TASK BRIEF >> Return all of the data exactly as given.

··· DATA

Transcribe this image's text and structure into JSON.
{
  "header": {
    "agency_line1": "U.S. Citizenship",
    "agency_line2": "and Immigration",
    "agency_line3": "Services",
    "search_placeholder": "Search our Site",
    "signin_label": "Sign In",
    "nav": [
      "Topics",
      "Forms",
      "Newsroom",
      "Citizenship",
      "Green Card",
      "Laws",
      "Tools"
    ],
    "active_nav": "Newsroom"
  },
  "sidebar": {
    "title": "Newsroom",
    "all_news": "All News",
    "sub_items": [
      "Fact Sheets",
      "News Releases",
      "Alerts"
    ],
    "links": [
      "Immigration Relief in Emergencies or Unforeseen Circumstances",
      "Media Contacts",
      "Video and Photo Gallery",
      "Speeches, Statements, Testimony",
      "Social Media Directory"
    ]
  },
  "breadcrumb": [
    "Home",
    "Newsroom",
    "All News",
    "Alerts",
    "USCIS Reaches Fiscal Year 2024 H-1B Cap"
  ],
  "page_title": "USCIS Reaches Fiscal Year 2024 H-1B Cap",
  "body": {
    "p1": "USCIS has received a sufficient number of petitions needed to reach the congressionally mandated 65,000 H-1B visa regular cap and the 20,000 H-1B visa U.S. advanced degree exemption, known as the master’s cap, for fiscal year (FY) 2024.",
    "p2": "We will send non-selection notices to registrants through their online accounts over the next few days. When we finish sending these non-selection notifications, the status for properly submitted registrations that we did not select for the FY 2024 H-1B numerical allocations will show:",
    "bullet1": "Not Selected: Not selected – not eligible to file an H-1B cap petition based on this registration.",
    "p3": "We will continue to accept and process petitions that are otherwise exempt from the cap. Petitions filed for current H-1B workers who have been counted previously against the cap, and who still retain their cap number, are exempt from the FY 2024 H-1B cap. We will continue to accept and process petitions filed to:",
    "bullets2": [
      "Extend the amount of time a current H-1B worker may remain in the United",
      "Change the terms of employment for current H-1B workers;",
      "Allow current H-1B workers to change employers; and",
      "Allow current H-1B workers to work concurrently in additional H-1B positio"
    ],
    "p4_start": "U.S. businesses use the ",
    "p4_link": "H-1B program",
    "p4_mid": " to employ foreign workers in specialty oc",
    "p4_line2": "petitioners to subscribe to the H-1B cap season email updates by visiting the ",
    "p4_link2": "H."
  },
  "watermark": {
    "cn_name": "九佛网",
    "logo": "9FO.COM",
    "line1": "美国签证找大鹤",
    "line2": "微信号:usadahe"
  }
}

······

RESPONSE TO THIS TASK >>
Transcribe this image's text and structure into JSON.
{
  "header": {
    "agency_line1": "U.S. Citizenship",
    "agency_line2": "and Immigration",
    "agency_line3": "Services",
    "search_placeholder": "Search our Site",
    "signin_label": "Sign In",
    "nav": [
      "Topics",
      "Forms",
      "Newsroom",
      "Citizenship",
      "Green Card",
      "Laws",
      "Tools"
    ],
    "active_nav": "Newsroom"
  },
  "sidebar": {
    "title": "Newsroom",
    "all_news": "All News",
    "sub_items": [
      "Fact Sheets",
      "News Releases",
      "Alerts"
    ],
    "links": [
      "Immigration Relief in Emergencies or Unforeseen Circumstances",
      "Media Contacts",
      "Video and Photo Gallery",
      "Speeches, Statements, Testimony",
      "Social Media Directory"
    ]
  },
  "breadcrumb": [
    "Home",
    "Newsroom",
    "All News",
    "Alerts",
    "USCIS Reaches Fiscal Year 2024 H-1B Cap"
  ],
  "page_title": "USCIS Reaches Fiscal Year 2024 H-1B Cap",
  "body": {
    "p1": "USCIS has received a sufficient number of petitions needed to reach the congressionally mandated 65,000 H-1B visa regular cap and the 20,000 H-1B visa U.S. advanced degree exemption, known as the master’s cap, for fiscal year (FY) 2024.",
    "p2": "We will send non-selection notices to registrants through their online accounts over the next few days. When we finish sending these non-selection notifications, the status for properly submitted registrations that we did not select for the FY 2024 H-1B numerical allocations will show:",
    "bullet1": "Not Selected: Not selected – not eligible to file an H-1B cap petition based on this registration.",
    "p3": "We will continue to accept and process petitions that are otherwise exempt from the cap. Petitions filed for current H-1B workers who have been counted previously against the cap, and who still retain their cap number, are exempt from the FY 2024 H-1B cap. We will continue to accept and process petitions filed to:",
    "bullets2": [
      "Extend the amount of time a current H-1B worker may remain in the United",
      "Change the terms of employment for current H-1B workers;",
      "Allow current H-1B workers to change employers; and",
      "Allow current H-1B workers to work concurrently in additional H-1B positio"
    ],
    "p4_start": "U.S. businesses use the ",
    "p4_link": "H-1B program",
    "p4_mid": " to employ foreign workers in specialty oc",
    "p4_line2": "petitioners to subscribe to the H-1B cap season email updates by visiting the ",
    "p4_link2": "H."
  },
  "watermark": {
    "cn_name": "九佛网",
    "logo": "9FO.COM",
    "line1": "美国签证找大鹤",
    "line2": "微信号:usadahe"
  }
}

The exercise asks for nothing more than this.